[2] Job 5:6 Although affliction cometh not forth of the dust, neither doth trouble spring out of the ground;
[3] Revelation 1:5 And from Jesus Christ, who is the faithful witness, and the first begotten of the dead, and the prince of the kings of the earth. Unto him that loved us, and washed us from our sins in his own blood,
[4] Acts 7:59 And they stoned Stephen, calling upon God, and saying, Lord Jesus, receive my spirit.
[5] Hebrews 7:25 Wherefore he is able also to save them to the uttermost that come unto God by him, seeing he ever liveth to make intercession for them.

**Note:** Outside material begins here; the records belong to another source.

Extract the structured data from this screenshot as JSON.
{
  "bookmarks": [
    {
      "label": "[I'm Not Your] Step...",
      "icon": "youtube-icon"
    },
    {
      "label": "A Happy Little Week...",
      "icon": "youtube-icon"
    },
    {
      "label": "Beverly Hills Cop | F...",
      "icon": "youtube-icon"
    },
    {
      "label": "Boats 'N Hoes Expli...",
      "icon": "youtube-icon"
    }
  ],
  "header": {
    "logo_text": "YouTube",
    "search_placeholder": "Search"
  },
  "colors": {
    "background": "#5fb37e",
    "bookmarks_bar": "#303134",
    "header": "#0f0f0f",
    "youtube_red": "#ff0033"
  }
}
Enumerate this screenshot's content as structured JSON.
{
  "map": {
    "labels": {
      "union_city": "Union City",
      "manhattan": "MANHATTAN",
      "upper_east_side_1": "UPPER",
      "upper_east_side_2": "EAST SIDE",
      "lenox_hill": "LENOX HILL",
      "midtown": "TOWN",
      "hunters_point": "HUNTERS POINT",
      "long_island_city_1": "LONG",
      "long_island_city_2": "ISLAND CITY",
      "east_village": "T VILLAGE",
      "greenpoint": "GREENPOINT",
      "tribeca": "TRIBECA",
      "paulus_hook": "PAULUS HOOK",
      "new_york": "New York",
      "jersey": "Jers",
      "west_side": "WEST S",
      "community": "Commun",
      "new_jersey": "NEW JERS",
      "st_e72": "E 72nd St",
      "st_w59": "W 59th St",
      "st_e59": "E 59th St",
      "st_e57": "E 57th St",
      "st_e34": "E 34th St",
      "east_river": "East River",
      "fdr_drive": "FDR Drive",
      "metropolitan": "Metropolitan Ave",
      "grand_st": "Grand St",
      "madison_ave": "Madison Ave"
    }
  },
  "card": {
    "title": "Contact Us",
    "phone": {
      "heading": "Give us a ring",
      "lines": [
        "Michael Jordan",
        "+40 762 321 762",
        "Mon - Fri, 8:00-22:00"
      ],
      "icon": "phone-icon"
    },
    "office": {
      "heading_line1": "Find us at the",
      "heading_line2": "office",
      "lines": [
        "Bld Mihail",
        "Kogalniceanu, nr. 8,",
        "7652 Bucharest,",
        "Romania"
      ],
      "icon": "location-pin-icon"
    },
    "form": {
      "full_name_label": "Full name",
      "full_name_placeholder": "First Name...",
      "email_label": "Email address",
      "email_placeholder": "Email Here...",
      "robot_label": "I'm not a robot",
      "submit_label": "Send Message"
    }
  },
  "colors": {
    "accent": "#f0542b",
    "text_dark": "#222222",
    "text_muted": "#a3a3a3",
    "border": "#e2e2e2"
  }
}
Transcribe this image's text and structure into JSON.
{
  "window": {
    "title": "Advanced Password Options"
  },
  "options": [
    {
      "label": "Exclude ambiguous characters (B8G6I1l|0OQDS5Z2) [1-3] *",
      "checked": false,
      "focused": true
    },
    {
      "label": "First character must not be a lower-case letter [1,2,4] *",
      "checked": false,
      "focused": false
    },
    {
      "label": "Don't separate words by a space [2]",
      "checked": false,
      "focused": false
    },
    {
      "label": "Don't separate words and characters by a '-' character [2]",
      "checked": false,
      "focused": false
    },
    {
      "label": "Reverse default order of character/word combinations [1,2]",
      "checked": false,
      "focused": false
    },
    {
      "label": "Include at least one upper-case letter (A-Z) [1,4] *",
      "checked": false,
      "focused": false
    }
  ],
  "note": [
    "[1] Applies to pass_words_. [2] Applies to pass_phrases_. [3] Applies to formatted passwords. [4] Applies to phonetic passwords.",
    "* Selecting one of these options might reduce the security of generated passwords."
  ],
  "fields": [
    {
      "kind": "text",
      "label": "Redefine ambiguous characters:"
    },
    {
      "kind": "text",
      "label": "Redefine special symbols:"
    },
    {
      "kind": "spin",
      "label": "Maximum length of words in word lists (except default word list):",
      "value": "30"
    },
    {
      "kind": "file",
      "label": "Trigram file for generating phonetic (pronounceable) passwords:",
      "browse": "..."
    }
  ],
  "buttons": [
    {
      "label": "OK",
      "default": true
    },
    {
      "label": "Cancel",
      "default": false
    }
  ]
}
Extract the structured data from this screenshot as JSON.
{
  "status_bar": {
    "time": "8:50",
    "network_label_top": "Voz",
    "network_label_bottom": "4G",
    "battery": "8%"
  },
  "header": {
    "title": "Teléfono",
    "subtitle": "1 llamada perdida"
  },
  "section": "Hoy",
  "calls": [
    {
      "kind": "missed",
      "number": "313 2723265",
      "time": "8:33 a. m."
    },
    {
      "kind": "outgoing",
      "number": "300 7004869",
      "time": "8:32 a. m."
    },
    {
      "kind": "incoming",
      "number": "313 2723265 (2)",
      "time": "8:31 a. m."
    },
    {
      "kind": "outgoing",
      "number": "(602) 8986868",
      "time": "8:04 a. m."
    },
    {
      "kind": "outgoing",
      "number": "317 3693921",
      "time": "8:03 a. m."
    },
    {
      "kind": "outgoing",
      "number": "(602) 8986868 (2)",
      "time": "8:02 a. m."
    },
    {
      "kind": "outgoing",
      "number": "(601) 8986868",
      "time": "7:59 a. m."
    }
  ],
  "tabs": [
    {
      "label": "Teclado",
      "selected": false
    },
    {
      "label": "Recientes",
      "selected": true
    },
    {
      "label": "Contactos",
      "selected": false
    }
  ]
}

[6] Henry (Harry) Newton (1740-1797) married Ann (Nancy) Manby (1726-1813) at Hayton near Pocklington on 19 March 1765. Harry was a Lieutenant in the Royal Navy. He returned from Boston on HMS Lizard in December 1773, just in time to have missed the infamous ‘tea-party’. Newton wrote to William Bull in November 1797: ‘He was a sober, moral man, an excellent sea officer, and much respected and approved in the post Mr S[Ambrose Serle] procured him as agent for the transport service [in Leith]. He was friendly to the gospel, and constantly attended it. I do not know how far he was wrought upon by it; but his deportment upon his dying bed gives us hope that the Lord prepared him for the change, though he said but little. His widow is a gracious woman, and I doubt not but he who ever liveth will still be a husband to her.’
[7] John Thornton (1720-1790), a governor of the Bank of England who sponsored Newton’s ministry. Thornton was a co-founder of the Marine Society. He was also the uncle of William Wilberforce (1759-1833).
[8] Newton’s half-sister Thomasina (1746-1813) married Benjamin Nind (1742-1828) at St Olave’s on 30 August 1768. Newton described his sister as ‘a truly gracious person and happily married to an industrious Christian’.

Lambeth Palace Library MS 3096 ff 75-77

Marylynn Rouse, 20/08/2019